* **EXERCISE**
Using the entries that follow, please report how many lines contain the word "dikembalikan", with no other words.

* **DATA SUPPLIED**
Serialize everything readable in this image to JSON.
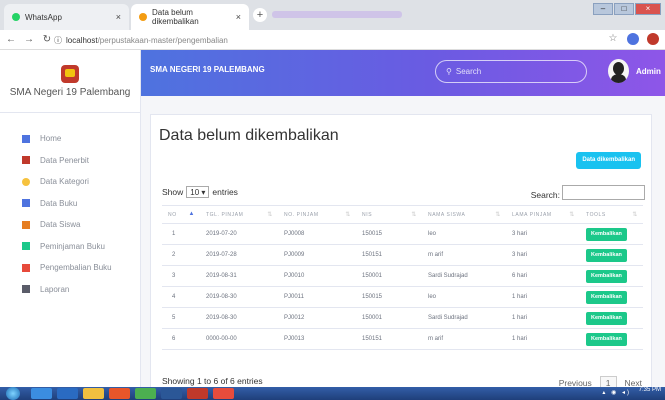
{
  "browser": {
    "tabs": [
      {
        "label": "WhatsApp",
        "active": false
      },
      {
        "label": "Data belum dikembalikan",
        "active": true
      }
    ],
    "new_tab": "+",
    "close_glyph": "×",
    "url_host": "localhost",
    "url_path": "/perpustakaan-master/pengembalian"
  },
  "sidebar": {
    "brand": "SMA Negeri 19 Palembang",
    "items": [
      {
        "label": "Home",
        "icon": "monitor-icon",
        "color": "#4e73df"
      },
      {
        "label": "Data Penerbit",
        "icon": "book-icon",
        "color": "#c0392b"
      },
      {
        "label": "Data Kategori",
        "icon": "dot-icon",
        "color": "#f6c23e"
      },
      {
        "label": "Data Buku",
        "icon": "list-icon",
        "color": "#4e73df"
      },
      {
        "label": "Data Siswa",
        "icon": "user-icon",
        "color": "#e67e22"
      },
      {
        "label": "Peminjaman Buku",
        "icon": "share-icon",
        "color": "#1cc88a"
      },
      {
        "label": "Pengembalian Buku",
        "icon": "return-icon",
        "color": "#e74a3b"
      },
      {
        "label": "Laporan",
        "icon": "report-icon",
        "color": "#5a5c69"
      }
    ]
  },
  "header": {
    "title": "SMA NEGERI 19 PALEMBANG",
    "search_placeholder": "Search",
    "user": "Admin",
    "gradient_start": "#4e73df",
    "gradient_end": "#8e56e8"
  },
  "main": {
    "page_title": "Data belum dikembalikan",
    "top_button": "Data dikembalikan",
    "show_label": "Show",
    "entries_value": "10",
    "entries_label": "entries",
    "search_label": "Search:",
    "columns": [
      "NO",
      "TGL. PINJAM",
      "NO. PINJAM",
      "NIS",
      "NAMA SISWA",
      "LAMA PINJAM",
      "TOOLS"
    ],
    "rows": [
      [
        "1",
        "2019-07-20",
        "PJ0008",
        "150015",
        "leo",
        "3 hari",
        "Kembalikan"
      ],
      [
        "2",
        "2019-07-28",
        "PJ0009",
        "150151",
        "m arif",
        "3 hari",
        "Kembalikan"
      ],
      [
        "3",
        "2019-08-31",
        "PJ0010",
        "150001",
        "Sardi Sudrajad",
        "6 hari",
        "Kembalikan"
      ],
      [
        "4",
        "2019-08-30",
        "PJ0011",
        "150015",
        "leo",
        "1 hari",
        "Kembalikan"
      ],
      [
        "5",
        "2019-08-30",
        "PJ0012",
        "150001",
        "Sardi Sudrajad",
        "1 hari",
        "Kembalikan"
      ],
      [
        "6",
        "0000-00-00",
        "PJ0013",
        "150151",
        "m arif",
        "1 hari",
        "Kembalikan"
      ]
    ],
    "showing": "Showing 1 to 6 of 6 entries",
    "prev": "Previous",
    "page": "1",
    "next": "Next",
    "action_color": "#1cc88a",
    "info_color": "#19c2f0"
  },
  "taskbar": {
    "time": "7:35 PM"
  }
}
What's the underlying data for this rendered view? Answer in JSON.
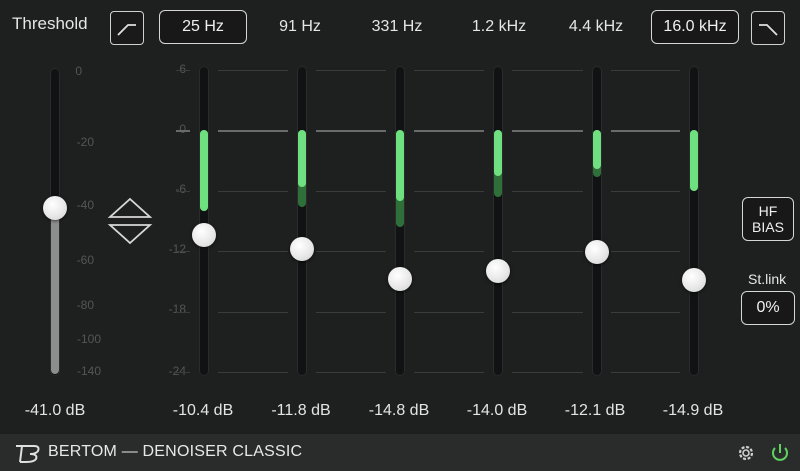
{
  "header": {
    "threshold_label": "Threshold",
    "low_freq_value": "25 Hz",
    "band_freqs": [
      "91 Hz",
      "331 Hz",
      "1.2 kHz",
      "4.4 kHz"
    ],
    "high_freq_value": "16.0 kHz",
    "low_filter_icon": "high-pass-curve-icon",
    "high_filter_icon": "low-pass-curve-icon"
  },
  "threshold": {
    "scale": [
      "0",
      "-20",
      "-40",
      "-60",
      "-80",
      "-100",
      "-140"
    ],
    "value_label": "-41.0 dB",
    "value_db": -41.0
  },
  "link_icon": "linked-arrows-icon",
  "bands": {
    "scale": [
      "6",
      "0",
      "-6",
      "-12",
      "-18",
      "-24"
    ],
    "range_db": [
      -24,
      6
    ],
    "items": [
      {
        "value_label": "-10.4 dB",
        "value_db": -10.4,
        "reduction_bright_db": -8.0,
        "reduction_dim_db": -8.0
      },
      {
        "value_label": "-11.8 dB",
        "value_db": -11.8,
        "reduction_bright_db": -5.6,
        "reduction_dim_db": -7.6
      },
      {
        "value_label": "-14.8 dB",
        "value_db": -14.8,
        "reduction_bright_db": -7.0,
        "reduction_dim_db": -9.6
      },
      {
        "value_label": "-14.0 dB",
        "value_db": -14.0,
        "reduction_bright_db": -4.5,
        "reduction_dim_db": -6.6
      },
      {
        "value_label": "-12.1 dB",
        "value_db": -12.1,
        "reduction_bright_db": -3.8,
        "reduction_dim_db": -4.6
      },
      {
        "value_label": "-14.9 dB",
        "value_db": -14.9,
        "reduction_bright_db": -6.0,
        "reduction_dim_db": -6.0
      }
    ]
  },
  "side": {
    "hf_bias_label_1": "HF",
    "hf_bias_label_2": "BIAS",
    "stlink_label": "St.link",
    "stlink_value": "0%"
  },
  "footer": {
    "brand": "BERTOM — DENOISER CLASSIC",
    "settings_icon": "gear-icon",
    "power_icon": "power-icon"
  },
  "colors": {
    "green_bright": "#6fe07f",
    "green_dim": "#2f6f3a",
    "power": "#5fd35f"
  }
}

* **WRITTEN REPLY**
3